AlloySticks and Stones Home and GardenRoute 60304-779-9600
BarboursvilleCollector’s World404 Huntington Mall #404304-733-5252
BeckleyHarper’s Nursery and Garden Center117 Rural Acres Drive304-253-5848
BridgeportHelmick, AaronRR 3 Box 139A304-842-4521
BridgeportTom Davis’ Garden Center910 W Main Street304-842-3947
CaldwellRiverbend NurseryHC 30 Box 86304-645-6251
CharlestonA Plants Best FriendMink Shoal Branch Road304-346-4670
CharlestonShanklin Greenhouse2626 Conner Drive304-344-3304
CharlestonTerrasalis800 Smith Street304-343-4757
DavisvilleBailey NurseriesGrant Hill Road304-679-5770
ElizabethLittle Kanawha NurseryRR 2 Box 300304-275-3162
FairmontMT Zion NurseryRR 8 Box 131304-366-6597
FlemingtonBonnie Plant FarmRR 1 Box 56304-739-4991
French CreekFloral AcresState Route 126 E304-924-6462
HedgesvilleHorner’s Nursery and Landscaping10715 Hedgesville Road304-754-6929
HedgesvilleTomahawk Gardens Greenhouses13738 Back Creek Valley Road304-754-9440
HintonGroundworksHC 77 Box 345304-466-5181
HuntingtonLavalette Nursery1601 5th Street Road304-523-8491
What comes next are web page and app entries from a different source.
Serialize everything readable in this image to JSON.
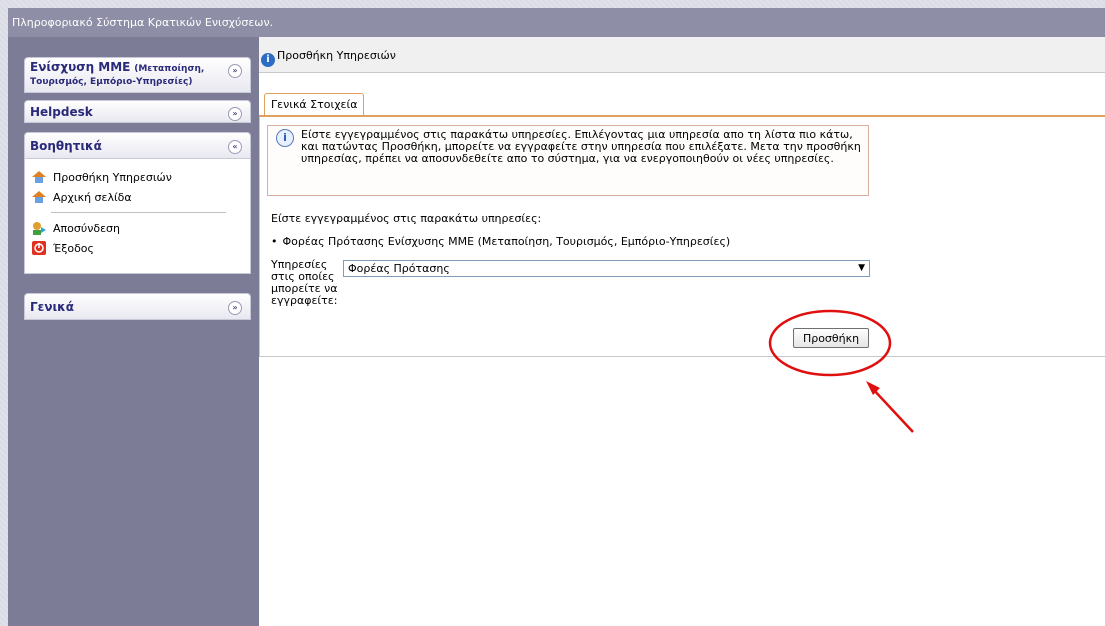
{
  "window": {
    "title": "Πληροφοριακό Σύστημα Κρατικών Ενισχύσεων."
  },
  "sidebar": {
    "panels": [
      {
        "title_main": "Ενίσχυση ΜΜΕ",
        "title_sub1": "(Μεταποίηση,",
        "title_sub2": "Τουρισμός, Εμπόριο-Υπηρεσίες)",
        "state": "collapsed"
      },
      {
        "title": "Helpdesk",
        "state": "collapsed"
      },
      {
        "title": "Βοηθητικά",
        "state": "expanded",
        "items": [
          "Προσθήκη Υπηρεσιών",
          "Αρχική σελίδα",
          "Αποσύνδεση",
          "Έξοδος"
        ]
      },
      {
        "title": "Γενικά",
        "state": "collapsed"
      }
    ]
  },
  "main": {
    "title": "Προσθήκη Υπηρεσιών",
    "tabs": [
      "Γενικά Στοιχεία"
    ],
    "notice": "Είστε εγγεγραμμένος στις παρακάτω υπηρεσίες. Επιλέγοντας μια υπηρεσία απο τη λίστα πιο κάτω, και πατώντας Προσθήκη, μπορείτε να εγγραφείτε στην υπηρεσία που επιλέξατε. Μετα την προσθήκη υπηρεσίας, πρέπει να αποσυνδεθείτε απο το σύστημα, για να ενεργοποιηθούν οι νέες υπηρεσίες.",
    "registered_heading": "Είστε εγγεγραμμένος στις παρακάτω υπηρεσίες:",
    "registered_services": [
      "Φορέας Πρότασης Ενίσχυσης ΜΜΕ (Μεταποίηση, Τουρισμός, Εμπόριο-Υπηρεσίες)"
    ],
    "field_label": "Υπηρεσίες στις οποίες μπορείτε να εγγραφείτε:",
    "select_value": "Φορέας Πρότασης",
    "add_button": "Προσθήκη"
  },
  "colors": {
    "titlebar": "#8e8ea6",
    "sidebar": "#7c7c96",
    "annotation": "#e01010",
    "tab_accent": "#e0a060"
  },
  "icons": {
    "chevron_down": "double-chevron-down-icon",
    "chevron_up": "double-chevron-up-icon",
    "info": "info-icon"
  }
}
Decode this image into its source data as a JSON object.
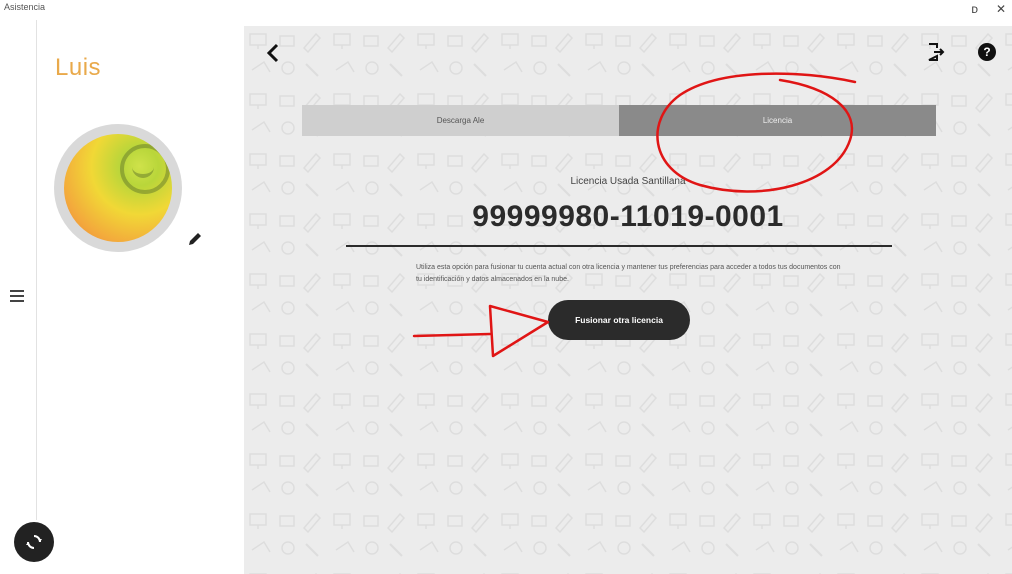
{
  "window": {
    "title": "Asistencia",
    "minimize_glyph": "ᴅ",
    "close_glyph": "✕"
  },
  "sidebar": {
    "user_name": "Luis",
    "avatar_icon": "user-avatar",
    "edit_icon": "pencil-icon",
    "menu_icon": "hamburger-icon",
    "sync_icon": "sync-icon"
  },
  "header": {
    "back_icon": "chevron-left-icon",
    "logout_icon": "logout-icon",
    "help_icon": "help-icon",
    "help_glyph": "?"
  },
  "tabs": [
    {
      "label": "Descarga Ale",
      "active": false
    },
    {
      "label": "Licencia",
      "active": true
    }
  ],
  "license": {
    "owner": "Licencia Usada Santillana",
    "number": "99999980-11019-0001",
    "description": "Utiliza esta opción para fusionar tu cuenta actual con otra licencia y mantener tus preferencias para acceder a todos tus documentos con tu identificación y datos almacenados en la nube."
  },
  "actions": {
    "merge_label": "Fusionar otra licencia"
  },
  "colors": {
    "accent_name": "#e9a94a",
    "annotation_red": "#e01515",
    "dark": "#2b2b2b",
    "panel_bg": "#ececec"
  }
}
HurricaneCreative Lawn and Nursery Inc3495 Teays Valley Road304-562-7600
KearneysvilleTown and Country NurseryRR 1 Box 585304-725-1252
KenovaBlake’s Flowers and Produce2103 Chestnut Street304-453-6500
LavaletteLloyd’s Greenhouse and Nursery4936 Beech Fork Road304-697-1422
LesageRiver and Rail Micro Nursery7135 Ohio River Road304-762-1477
LewisburgWindy Knoll Nursery625 N Jefferson Street304-645-4055
LittletonJolliffe’s NurseryHC 61 Box 61304-775-2141
MarlintonMill Run Christmas TreesRR 2 Box 116M304-799-6784
MartinsburgColonial Farm Nursery2100 Tuscarora Pike304-263-5232
MartinsburgGreeside Up Nursery and Landscaping5299 Williamsport Pike304-274-3733
MartinsburgWelltown Nursery524 Welltown School Road304-263-3983
MiddlebourneTown and Country NurseryWick Road304-758-2928
MiltonTerrasalis1742 Midland Triangle304-743-0024
MorgantownHayhurst Landscaping Co133 Stockett Road304-594-1254
MorgantownTatham’s Garden Center and Landscaping1409 Greenbag Road304-292-8733
RavenswoodDown To Earth Market508 Washington Street304-273-3600
RockportLowes Nurseries and EtcRR 1 Box 119B304-474-3357
St MarysDavis NurseriesRR 2 Box 374304-684-2324
Statts MillsPerfect LandscapeRR 1 Box 79-A304-372-2048
Statts MillsWest Virginia Tree ExpertHC 88 Box 79304-372-6382
TalcottGreenbrier Nursery CoHC 65 Box 31304-466-2660
ThorntonJennings Nursery IncRR 1 Box 77304-892-2988
TriadelphiaMountain TopRR 2 Box 370304-547-0870
WashingtonGoffs Nursery and Garden Center IncDupont Road304-863-9600
WilliamstownWeed-Free Flower and Shrub Sales301 Dodge Ave304-375-2537